Scientific Publication

Community-based interventions for detection and management of diabetes and hypertension in underserved communities: a mixed-methods evaluation in Brazil, India, South Africa and the USA

 As non-communicable disease (NCD) burden rises worldwide, community-based programmes are a promising strategy to bridge gaps in NCD care. The HealthRise programme sought to improve hypertension and diabetes management for underserved communities in nine sites across Brazil, India, South Africa and the USA between 2016 and 2018. This study presents findings from the programme’s endline evaluation.


HealthRise Evaluation: Final Report

HealthRise was a five-year global program funded by the Medtronic Foundation, designed to improve access to chronic care for individuals in underserved communities suffering from hypertensions and diabetes. This report provides a short description of the nine demonstration projects; details of the  monitoring and evaluation framework; methods and key findings of the baseline measurements, needs assessment, and monitoring activities; and detailed methods and results from the endline evaluation. Specific results and conclusions are presented for each country, as well as cross-country themes and conclusions applicable to the HealthRise project as a whole. 

Scientific Publication

Identifying gaps in the continuum of care for cardiovascular disease and diabetes in two communities in South Africa: Baseline findings from the HealthRise project

The HealthRise initiative seeks to implement and evaluate innovative community-based strategies for diabetes, hypertension and hypercholesterolemia along the entire continuum of care (CoC)-from awareness and diagnosis, through treatment and control. In this study, we present baseline findings from HealthRise South Africa, identifying gaps in the CoC, as well as key barriers to care for non-communicable diseases (NCDs).

Scientific Publication

Identifying gaps in the continuum of care for hypertension and diabetes in two Indian communities

Non-communicable diseases (NCDs) represent the largest, and fastest growing, burden of disease in India.
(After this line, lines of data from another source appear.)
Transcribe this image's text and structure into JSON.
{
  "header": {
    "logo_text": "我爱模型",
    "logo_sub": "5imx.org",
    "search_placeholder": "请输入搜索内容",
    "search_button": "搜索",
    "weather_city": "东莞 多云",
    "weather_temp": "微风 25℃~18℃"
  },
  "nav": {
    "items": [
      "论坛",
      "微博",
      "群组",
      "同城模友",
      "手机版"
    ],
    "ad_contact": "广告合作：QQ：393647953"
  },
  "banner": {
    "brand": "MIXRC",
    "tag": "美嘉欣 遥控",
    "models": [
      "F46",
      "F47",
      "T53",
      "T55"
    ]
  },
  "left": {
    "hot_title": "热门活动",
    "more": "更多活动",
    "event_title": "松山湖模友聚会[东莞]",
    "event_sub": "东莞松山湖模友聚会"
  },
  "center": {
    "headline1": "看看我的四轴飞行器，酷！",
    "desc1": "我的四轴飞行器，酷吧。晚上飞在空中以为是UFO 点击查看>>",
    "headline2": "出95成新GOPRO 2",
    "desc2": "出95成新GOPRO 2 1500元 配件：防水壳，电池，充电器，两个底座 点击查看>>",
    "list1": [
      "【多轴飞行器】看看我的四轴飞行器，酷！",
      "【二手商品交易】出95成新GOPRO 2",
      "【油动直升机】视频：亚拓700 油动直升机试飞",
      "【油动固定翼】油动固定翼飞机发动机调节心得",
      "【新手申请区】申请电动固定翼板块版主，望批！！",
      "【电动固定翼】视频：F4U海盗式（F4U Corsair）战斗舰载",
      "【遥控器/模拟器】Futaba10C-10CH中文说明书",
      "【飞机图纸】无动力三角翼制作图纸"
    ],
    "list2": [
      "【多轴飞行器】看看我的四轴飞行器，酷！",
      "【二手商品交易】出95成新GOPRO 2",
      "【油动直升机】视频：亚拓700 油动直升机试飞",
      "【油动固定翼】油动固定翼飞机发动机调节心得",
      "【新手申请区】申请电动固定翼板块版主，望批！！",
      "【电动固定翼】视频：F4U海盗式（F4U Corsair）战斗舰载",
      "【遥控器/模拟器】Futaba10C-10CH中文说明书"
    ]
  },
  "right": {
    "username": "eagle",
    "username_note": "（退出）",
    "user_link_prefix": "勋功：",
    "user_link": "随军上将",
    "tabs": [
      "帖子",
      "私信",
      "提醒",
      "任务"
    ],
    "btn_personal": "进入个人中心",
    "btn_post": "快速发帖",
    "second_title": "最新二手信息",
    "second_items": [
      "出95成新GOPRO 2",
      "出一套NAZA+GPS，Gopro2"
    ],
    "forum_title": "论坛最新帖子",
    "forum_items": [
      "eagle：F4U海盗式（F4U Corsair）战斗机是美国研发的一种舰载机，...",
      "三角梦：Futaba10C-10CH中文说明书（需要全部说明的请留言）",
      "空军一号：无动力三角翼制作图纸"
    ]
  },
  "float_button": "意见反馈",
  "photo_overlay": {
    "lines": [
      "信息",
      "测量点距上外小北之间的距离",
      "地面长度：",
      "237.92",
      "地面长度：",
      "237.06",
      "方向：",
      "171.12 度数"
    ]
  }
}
This study aimed to quantify levels of diagnosis, treatment, and control among hypertensive and diabetic patients, and to describe demand- and supply-side barriers to hypertension and diabetes diagnosis and care in two Indian districts, Shimla and Udaipur.

Scientific Publication

Identifying High-Risk Neighborhoods Using Electronic Medical Records: A Population-based Approach for Targeting Diabetes Prevention and Treatment Interventions

Increasing attention is being paid to the marked disparities in diabetes prevalence and health outcomes in the United States. There is a need to identify the small-area geographic variation in diabetes risk and related outcomes, a task that current health surveillance methods, which often rely on a self-reported diagnosis of diabetes, are not detailed enough to achieve. Broad adoption of electronic health records (EHR) and routine centralized reporting of patient-level data offers a new way to examine diabetes risk and highlight hotspots for intervention.